2. Russ Grimm is qualified for this job. The great Bill Cowher, the man that seems to be Dan Snyder's white whale this year saw fit to hire Russ seven years ago and then made Russ the assistant head coach. Russ now has 15 years of coaching as an assistant and Russ was thought to be Bill Cowher's preferred candidate for the Steelers job and how lucky did Ken Whisenhunt feel when Russ got passed over and was available. Like the Redskins in 2002 with Marvin Lewis Cardinals fans know Russ will be gone sooner rather than later. I wonder which shit disturbing Cardinals blog is already advocating for the firing of Ken and the promotion of Russ.

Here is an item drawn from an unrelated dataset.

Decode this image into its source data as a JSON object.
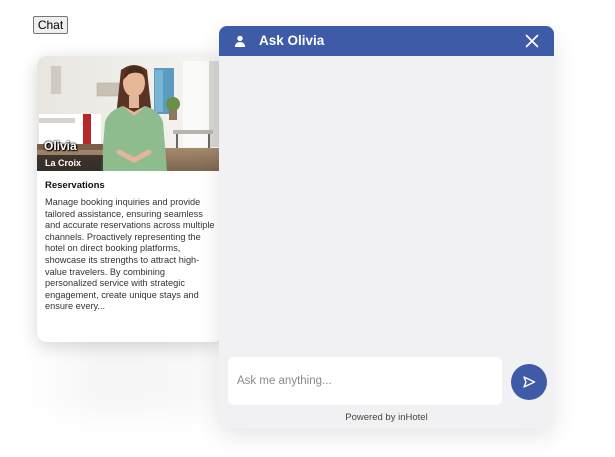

To those that somehow poo poo Russ because he has never been a coordinator or a playcaller, or that somehow his past as an offensive lineman somehow makes him a grunt, unable to coach a team, that's just bullshit. The head coaching position is the top of the food chain, it would be Russ' job to set the tone and the coordinators' jobs to run the show. And as an offensive line guy you can bet the team will always consider that a basic principle of winning.

3. Russ Grimm embodies as much or more continuity when it comes to Redskins football as simply retaining the remnants of Joe Gibbs II. In a literal sense many of the coaches could be retained, up to and including the coordinators. Joe Bugel, Don Breaux, Jack Burns, all the Space Cowboys would be here to see the game turned over in a season or two to the next generation of Redskins heritage coaches.

In a figurative sense whatever continuity the team thinks it has goes away in two seasons with the combination of any other coach and the decision making regime that is in place, namely Dan Snyder and Vinny Cerrato. Any coach will try and mold the team to his vision and even though all Redskins coaches eventually realize there is a certain way of doing things that a) wins in the NFC Beast and b) is appreciated by the fans that realization inevitably happens too little too late. Marty Schottenheimer got it early, Steve Spurrier cursed it on his way out.

Bring Russ Grimm in here and he represents a respect for history and the ability to win. Partner him with the owner and his toadies and let Russ help Dan to understand what Redskins football really is.

Russ Grimm from here.